  • Pick routes, or "rub routes" can often cause defenders to collide, thereby leaving an offensive player open with nobody back deep to help.
  • Not necessarily an advised scheme to attack the option.  Again, with not all 11 eyes on the football, certain run support players can be "run off" leaving the defense with a soft flank, or weak on the interior.
In My Opinion
I have gravitated toward the man blitz for the simple reason stated above that man is usually played somewhat tighter than zone, and forces high school QB's to make very good throws.  I have played both a three-by-three and two-by-four zone scheme and had QB's make throws on us, however most of the completions we get vs. man, is if a defender slips or utilizes poor technique etc.  Even the colleges and the NFL teams are gravitating to more man to man schemes when they zone blitz, as evidenced by a resurgence in Cover 1.  I mean, let's face it, offenses have evolved and pretty much all of them have at least one hot route, or check down concept built in to them anymore.  The idea here is get the QB to hold the ball longer, or to disguise the look in a way to get the QB or OC to change the play into something you know they're going to run (again, from film study).

In all, I've just seen more payoff with the man blitzes than I have with zone.  I'm not advocating that you switch, I'm just giving a personal account of what my experience has led me to do.  

Here's some older posts on blitzing, and links to good sites with blitz information:
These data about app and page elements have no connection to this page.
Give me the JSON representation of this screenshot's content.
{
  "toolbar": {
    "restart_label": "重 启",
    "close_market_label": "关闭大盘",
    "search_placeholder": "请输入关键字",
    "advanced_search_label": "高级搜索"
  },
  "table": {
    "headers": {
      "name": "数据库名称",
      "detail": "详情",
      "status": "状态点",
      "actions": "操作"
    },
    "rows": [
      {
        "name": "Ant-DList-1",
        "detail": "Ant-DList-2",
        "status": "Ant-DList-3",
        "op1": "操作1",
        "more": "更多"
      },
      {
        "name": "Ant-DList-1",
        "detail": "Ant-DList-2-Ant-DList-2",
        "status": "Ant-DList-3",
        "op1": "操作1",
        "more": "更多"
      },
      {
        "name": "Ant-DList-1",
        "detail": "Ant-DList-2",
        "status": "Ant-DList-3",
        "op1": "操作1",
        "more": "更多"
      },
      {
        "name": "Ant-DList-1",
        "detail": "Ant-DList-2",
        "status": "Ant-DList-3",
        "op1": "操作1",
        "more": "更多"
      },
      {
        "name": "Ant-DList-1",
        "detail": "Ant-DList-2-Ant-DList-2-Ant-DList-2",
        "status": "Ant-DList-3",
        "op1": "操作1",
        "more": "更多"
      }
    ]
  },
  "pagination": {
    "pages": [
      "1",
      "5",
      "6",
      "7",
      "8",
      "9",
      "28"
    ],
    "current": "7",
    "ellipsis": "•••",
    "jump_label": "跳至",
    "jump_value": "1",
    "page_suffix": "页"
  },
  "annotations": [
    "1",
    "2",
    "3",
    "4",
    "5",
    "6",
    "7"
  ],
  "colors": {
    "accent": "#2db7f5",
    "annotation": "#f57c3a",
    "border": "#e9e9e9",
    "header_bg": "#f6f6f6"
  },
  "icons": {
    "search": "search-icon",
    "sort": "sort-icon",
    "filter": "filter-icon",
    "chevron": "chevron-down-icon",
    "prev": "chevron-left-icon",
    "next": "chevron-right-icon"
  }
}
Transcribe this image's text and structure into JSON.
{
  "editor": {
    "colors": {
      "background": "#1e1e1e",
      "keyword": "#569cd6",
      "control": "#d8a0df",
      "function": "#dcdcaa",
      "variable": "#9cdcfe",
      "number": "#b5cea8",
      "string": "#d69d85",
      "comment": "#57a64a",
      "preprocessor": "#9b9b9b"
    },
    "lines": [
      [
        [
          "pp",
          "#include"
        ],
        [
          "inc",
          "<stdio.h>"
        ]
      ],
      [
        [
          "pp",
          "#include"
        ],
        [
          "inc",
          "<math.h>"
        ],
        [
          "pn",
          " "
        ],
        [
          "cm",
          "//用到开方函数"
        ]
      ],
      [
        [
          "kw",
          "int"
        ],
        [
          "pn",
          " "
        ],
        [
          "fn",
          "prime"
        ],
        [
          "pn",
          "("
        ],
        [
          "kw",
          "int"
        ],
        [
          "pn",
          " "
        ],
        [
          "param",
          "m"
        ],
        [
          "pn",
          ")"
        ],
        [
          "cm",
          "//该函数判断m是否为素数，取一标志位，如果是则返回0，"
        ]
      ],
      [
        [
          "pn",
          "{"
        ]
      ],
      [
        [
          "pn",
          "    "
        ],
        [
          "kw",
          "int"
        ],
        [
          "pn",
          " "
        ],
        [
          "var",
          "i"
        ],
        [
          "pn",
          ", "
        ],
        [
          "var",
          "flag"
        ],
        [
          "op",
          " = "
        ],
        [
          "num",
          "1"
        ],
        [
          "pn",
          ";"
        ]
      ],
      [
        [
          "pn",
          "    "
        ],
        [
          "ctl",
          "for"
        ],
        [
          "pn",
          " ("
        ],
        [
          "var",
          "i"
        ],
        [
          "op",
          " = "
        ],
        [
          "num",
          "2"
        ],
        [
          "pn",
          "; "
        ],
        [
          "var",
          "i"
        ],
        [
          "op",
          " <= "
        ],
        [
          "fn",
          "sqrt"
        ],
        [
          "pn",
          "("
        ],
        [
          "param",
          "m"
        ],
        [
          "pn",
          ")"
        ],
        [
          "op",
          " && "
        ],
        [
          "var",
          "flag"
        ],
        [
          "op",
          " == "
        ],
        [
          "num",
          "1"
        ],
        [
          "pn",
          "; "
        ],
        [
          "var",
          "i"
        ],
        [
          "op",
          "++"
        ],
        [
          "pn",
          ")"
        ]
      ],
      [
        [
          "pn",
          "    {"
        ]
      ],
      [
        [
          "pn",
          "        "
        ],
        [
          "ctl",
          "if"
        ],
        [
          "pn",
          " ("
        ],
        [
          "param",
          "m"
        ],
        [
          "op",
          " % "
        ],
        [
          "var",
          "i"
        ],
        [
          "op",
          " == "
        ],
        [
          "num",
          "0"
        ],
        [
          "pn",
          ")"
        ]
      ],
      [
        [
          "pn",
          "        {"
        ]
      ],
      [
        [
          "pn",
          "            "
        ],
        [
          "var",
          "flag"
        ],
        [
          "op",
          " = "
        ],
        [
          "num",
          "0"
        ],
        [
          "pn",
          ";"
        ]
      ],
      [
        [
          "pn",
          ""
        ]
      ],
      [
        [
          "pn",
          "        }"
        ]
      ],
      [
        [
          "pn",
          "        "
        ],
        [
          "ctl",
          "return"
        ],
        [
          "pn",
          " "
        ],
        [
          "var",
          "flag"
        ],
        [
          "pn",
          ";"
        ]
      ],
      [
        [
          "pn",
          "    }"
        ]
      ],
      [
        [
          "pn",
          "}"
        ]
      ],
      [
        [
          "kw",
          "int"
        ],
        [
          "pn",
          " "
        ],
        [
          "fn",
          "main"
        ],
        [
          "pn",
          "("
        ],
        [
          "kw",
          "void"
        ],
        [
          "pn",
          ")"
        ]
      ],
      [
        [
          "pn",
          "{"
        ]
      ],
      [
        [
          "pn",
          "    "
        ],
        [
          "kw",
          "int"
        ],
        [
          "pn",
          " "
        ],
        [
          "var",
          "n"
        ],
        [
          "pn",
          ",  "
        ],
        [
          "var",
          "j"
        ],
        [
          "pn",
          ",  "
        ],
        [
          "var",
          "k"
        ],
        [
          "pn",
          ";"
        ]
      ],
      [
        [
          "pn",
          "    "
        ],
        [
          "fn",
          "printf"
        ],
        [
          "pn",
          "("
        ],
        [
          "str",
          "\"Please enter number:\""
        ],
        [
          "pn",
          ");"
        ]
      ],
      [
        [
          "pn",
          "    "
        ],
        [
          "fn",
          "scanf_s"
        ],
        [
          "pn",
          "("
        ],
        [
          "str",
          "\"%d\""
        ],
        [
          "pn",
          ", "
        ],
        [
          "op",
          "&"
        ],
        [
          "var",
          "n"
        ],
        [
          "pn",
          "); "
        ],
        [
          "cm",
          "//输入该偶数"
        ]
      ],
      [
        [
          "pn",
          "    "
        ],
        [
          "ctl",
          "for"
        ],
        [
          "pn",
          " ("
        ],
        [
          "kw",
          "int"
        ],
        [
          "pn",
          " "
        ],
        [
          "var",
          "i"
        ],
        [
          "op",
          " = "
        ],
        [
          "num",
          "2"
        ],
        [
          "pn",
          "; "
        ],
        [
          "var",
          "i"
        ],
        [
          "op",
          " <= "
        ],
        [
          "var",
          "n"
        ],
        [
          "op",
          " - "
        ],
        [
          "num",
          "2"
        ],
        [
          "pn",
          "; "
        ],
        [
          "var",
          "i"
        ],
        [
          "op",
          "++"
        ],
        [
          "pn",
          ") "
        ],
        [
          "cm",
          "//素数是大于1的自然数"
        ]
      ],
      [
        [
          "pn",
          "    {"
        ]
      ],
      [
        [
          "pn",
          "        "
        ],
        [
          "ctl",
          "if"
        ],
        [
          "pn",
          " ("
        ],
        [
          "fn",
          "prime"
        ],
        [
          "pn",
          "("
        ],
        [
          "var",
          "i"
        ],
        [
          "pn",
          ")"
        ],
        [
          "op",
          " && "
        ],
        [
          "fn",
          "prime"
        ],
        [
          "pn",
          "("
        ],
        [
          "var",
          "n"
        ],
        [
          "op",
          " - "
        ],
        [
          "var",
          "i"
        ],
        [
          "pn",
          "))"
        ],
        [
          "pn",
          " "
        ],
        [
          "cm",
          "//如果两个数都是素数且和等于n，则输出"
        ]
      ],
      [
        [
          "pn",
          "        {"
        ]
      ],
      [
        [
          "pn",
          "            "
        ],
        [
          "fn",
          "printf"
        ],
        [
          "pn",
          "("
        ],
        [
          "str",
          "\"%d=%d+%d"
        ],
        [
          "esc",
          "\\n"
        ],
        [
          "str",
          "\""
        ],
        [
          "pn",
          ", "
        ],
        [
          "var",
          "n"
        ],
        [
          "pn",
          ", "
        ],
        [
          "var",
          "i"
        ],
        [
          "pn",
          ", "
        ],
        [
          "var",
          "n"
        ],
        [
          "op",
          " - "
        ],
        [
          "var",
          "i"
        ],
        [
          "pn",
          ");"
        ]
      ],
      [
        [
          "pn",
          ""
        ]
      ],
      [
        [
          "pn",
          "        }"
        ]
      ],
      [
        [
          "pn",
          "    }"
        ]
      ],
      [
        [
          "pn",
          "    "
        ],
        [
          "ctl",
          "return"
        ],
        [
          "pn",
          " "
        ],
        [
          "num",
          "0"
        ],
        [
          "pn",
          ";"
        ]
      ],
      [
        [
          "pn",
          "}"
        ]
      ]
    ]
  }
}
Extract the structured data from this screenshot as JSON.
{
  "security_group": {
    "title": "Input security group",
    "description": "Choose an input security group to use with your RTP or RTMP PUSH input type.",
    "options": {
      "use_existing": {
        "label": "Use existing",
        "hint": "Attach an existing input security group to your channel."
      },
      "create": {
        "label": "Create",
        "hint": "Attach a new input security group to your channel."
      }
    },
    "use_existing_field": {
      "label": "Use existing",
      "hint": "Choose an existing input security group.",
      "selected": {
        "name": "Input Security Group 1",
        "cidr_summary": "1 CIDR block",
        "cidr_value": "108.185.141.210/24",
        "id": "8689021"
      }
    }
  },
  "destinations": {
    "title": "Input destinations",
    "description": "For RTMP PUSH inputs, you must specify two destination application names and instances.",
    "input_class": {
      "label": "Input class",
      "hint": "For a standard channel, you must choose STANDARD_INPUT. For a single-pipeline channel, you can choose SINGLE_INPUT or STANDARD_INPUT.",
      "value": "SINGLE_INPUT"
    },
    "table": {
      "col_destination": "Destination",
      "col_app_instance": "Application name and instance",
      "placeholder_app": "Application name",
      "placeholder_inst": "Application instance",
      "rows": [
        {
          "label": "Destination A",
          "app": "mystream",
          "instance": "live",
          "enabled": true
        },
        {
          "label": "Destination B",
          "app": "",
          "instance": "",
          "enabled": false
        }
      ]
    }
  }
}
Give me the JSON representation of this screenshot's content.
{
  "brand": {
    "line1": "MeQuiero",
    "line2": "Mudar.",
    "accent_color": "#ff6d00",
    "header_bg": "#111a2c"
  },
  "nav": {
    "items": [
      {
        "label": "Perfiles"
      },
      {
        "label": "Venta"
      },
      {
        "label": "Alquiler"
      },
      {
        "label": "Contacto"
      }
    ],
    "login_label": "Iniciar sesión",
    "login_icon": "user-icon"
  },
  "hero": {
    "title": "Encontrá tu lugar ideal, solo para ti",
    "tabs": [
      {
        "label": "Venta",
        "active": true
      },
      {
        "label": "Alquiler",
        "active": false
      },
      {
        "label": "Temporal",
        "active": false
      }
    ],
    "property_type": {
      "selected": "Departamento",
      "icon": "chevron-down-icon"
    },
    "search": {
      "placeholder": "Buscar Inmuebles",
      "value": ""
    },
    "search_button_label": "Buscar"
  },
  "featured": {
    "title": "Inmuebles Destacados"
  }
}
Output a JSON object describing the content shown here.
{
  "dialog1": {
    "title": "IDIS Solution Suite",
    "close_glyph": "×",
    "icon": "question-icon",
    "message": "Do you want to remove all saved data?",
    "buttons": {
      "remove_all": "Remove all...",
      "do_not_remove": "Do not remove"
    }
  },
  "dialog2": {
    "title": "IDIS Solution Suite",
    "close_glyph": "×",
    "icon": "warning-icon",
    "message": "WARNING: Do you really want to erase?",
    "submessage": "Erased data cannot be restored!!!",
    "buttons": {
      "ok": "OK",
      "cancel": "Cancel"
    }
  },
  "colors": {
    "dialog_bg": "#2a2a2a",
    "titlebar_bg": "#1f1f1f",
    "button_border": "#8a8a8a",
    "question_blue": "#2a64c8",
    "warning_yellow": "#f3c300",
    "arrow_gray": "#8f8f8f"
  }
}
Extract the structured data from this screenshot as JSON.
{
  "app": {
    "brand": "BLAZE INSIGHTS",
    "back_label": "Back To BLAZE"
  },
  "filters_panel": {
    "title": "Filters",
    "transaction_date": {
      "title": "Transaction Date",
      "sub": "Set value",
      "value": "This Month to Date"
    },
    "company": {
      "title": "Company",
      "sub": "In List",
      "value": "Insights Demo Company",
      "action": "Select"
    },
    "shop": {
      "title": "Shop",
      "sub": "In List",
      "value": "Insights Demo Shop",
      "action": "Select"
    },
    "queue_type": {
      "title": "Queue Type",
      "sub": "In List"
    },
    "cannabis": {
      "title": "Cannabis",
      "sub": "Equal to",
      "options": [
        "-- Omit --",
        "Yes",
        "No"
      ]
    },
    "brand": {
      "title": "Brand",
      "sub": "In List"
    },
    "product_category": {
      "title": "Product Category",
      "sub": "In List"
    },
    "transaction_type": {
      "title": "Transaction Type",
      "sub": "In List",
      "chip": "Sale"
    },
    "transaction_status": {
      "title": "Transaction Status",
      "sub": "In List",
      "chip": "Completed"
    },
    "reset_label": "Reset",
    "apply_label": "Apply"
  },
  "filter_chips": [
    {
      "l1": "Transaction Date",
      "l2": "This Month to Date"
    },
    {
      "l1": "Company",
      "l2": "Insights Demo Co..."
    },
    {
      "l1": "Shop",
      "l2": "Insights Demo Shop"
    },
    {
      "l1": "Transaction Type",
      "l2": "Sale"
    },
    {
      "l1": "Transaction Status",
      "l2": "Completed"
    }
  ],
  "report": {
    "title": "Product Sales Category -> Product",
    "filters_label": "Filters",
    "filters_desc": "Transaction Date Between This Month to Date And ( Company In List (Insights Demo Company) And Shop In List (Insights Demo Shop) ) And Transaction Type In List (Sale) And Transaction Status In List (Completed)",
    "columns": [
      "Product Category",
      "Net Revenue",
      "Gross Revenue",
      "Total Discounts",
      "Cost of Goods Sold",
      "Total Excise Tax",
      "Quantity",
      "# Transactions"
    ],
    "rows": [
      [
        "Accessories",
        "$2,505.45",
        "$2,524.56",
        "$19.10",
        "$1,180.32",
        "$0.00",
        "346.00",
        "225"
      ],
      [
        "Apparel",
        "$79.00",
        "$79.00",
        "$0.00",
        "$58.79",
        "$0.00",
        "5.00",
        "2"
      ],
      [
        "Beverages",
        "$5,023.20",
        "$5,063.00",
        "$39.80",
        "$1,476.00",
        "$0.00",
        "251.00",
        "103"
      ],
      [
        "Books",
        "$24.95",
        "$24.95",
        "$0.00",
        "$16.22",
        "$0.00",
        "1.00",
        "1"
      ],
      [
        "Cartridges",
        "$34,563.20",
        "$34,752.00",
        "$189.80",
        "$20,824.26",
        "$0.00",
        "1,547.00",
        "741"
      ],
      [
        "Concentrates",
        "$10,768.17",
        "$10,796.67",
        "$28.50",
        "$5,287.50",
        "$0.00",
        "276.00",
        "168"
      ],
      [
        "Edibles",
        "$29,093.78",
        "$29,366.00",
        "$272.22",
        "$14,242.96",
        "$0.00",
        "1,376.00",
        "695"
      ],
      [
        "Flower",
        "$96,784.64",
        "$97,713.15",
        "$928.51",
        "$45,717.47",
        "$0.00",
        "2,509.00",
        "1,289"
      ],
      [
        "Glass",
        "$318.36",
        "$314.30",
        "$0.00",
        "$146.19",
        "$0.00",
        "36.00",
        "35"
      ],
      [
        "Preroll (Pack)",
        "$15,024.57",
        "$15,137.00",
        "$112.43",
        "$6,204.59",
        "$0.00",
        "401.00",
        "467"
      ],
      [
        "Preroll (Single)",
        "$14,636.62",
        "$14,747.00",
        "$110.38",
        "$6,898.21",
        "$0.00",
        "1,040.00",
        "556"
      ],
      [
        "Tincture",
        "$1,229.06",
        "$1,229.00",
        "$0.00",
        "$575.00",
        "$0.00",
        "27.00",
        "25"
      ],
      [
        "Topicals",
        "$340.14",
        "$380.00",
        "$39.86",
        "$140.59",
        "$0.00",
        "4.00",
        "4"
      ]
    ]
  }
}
Blitzology, need I say more!
Some 3-5 stuff from Hit'em Hard
RUNCODHIT's blitzes